CMS indicates that it is again considering compensating physicians for discussions and advice with patients concerning end of life decisions. The American Medical Association requested consideration of the issue last fall.
On August 7, 2009, former Alaska governor, Sarah Palin, labeled a provision in the Affordable Care Act providing for the service as authorizing “death panels” funded by the government as a cost savings invitation to euthanasia. In January of 2011, CMS ditched a similar plan to introduce compensation by regulation, apparently for political reasons. Betsy McCoughly, Michele Bachman, Newt Gingrich and other political and media personalities railed against the concept of governmental involvement in funding end of life discussions between patients and physicians for philosophical and/ or political reasons. A poll at the time suggested that about 85% of the public was aware of the issue and about 35% thought the allegations to be true.

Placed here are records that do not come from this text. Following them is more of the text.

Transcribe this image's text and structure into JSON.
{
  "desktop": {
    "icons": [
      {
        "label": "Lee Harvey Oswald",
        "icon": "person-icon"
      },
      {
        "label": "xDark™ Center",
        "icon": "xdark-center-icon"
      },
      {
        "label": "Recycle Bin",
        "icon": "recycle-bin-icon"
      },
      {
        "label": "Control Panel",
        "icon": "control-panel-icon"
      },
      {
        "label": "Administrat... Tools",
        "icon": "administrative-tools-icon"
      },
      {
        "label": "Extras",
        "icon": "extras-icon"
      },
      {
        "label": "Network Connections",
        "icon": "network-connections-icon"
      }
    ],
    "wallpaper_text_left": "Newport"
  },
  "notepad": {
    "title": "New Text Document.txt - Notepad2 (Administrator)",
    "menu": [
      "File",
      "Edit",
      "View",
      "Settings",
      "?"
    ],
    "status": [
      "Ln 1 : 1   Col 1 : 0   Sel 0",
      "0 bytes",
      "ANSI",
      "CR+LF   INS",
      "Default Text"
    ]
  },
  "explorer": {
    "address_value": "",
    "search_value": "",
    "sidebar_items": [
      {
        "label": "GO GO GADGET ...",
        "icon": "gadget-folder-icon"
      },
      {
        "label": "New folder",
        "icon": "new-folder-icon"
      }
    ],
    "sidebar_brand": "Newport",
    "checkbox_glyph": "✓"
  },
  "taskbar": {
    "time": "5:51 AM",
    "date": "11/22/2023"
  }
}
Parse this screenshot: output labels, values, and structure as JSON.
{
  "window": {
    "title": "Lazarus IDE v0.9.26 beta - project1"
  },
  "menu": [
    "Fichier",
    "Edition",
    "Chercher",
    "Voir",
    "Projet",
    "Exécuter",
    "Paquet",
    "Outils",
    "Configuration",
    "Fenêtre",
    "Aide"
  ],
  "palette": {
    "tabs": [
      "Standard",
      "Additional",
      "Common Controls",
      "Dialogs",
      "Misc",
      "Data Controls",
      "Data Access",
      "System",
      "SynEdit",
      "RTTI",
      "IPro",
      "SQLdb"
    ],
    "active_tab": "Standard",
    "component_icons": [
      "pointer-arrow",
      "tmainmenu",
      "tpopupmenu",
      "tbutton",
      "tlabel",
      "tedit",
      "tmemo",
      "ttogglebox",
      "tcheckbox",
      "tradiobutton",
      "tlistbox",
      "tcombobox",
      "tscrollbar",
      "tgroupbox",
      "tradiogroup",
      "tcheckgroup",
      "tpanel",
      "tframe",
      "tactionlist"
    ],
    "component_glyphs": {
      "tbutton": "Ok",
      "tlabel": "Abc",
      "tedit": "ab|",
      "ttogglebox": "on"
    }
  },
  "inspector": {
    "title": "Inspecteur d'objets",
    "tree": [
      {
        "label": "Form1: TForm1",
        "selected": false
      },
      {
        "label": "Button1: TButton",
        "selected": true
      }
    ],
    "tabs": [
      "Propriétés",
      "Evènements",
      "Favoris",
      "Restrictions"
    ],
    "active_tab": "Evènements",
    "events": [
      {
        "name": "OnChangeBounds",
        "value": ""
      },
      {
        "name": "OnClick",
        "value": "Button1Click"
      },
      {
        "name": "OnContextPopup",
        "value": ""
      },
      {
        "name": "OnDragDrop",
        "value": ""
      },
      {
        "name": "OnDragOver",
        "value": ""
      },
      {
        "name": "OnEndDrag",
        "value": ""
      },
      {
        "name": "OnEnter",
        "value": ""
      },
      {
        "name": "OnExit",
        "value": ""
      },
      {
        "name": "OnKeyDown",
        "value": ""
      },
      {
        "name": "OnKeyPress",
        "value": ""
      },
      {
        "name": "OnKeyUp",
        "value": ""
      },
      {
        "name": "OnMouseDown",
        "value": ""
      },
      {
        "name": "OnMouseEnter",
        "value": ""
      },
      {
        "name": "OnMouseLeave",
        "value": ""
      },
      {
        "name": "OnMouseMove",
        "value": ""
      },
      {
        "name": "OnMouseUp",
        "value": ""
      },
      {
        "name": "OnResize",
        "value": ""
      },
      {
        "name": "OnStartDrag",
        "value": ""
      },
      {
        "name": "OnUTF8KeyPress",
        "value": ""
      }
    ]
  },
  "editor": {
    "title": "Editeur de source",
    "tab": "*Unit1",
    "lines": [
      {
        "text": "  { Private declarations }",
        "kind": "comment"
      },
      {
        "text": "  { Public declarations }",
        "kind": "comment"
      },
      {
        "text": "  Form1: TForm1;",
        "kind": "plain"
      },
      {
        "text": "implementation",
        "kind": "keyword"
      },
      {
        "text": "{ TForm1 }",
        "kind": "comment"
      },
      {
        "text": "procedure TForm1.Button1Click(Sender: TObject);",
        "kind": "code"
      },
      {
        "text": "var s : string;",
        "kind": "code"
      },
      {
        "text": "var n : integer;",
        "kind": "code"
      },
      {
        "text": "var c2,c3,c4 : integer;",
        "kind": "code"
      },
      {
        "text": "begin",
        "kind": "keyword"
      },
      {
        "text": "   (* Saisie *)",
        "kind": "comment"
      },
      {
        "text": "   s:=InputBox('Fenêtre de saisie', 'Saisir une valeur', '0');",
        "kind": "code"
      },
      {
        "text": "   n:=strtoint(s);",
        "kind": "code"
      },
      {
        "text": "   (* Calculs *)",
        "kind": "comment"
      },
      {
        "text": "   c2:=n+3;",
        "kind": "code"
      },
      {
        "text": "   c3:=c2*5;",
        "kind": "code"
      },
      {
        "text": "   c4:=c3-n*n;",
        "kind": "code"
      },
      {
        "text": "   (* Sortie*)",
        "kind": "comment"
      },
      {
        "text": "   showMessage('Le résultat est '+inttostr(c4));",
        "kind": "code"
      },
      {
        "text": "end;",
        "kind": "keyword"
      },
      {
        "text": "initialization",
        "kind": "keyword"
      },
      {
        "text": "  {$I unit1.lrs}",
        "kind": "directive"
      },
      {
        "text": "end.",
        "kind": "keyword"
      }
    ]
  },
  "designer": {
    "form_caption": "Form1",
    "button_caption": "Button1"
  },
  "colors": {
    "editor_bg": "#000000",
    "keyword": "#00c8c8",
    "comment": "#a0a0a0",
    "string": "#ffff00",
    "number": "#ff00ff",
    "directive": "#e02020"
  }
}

Dr. Atul Gawande, the physician and writer, suggested that fueling the issue was the fear of missing out on an expensive end of life treatment, for economic reasons, that may extend a patient’s life, when the appropriate concern should be the fear of undergoing an expensive end of life procedure with little hope of benefit and large potential for unpleasant side effects.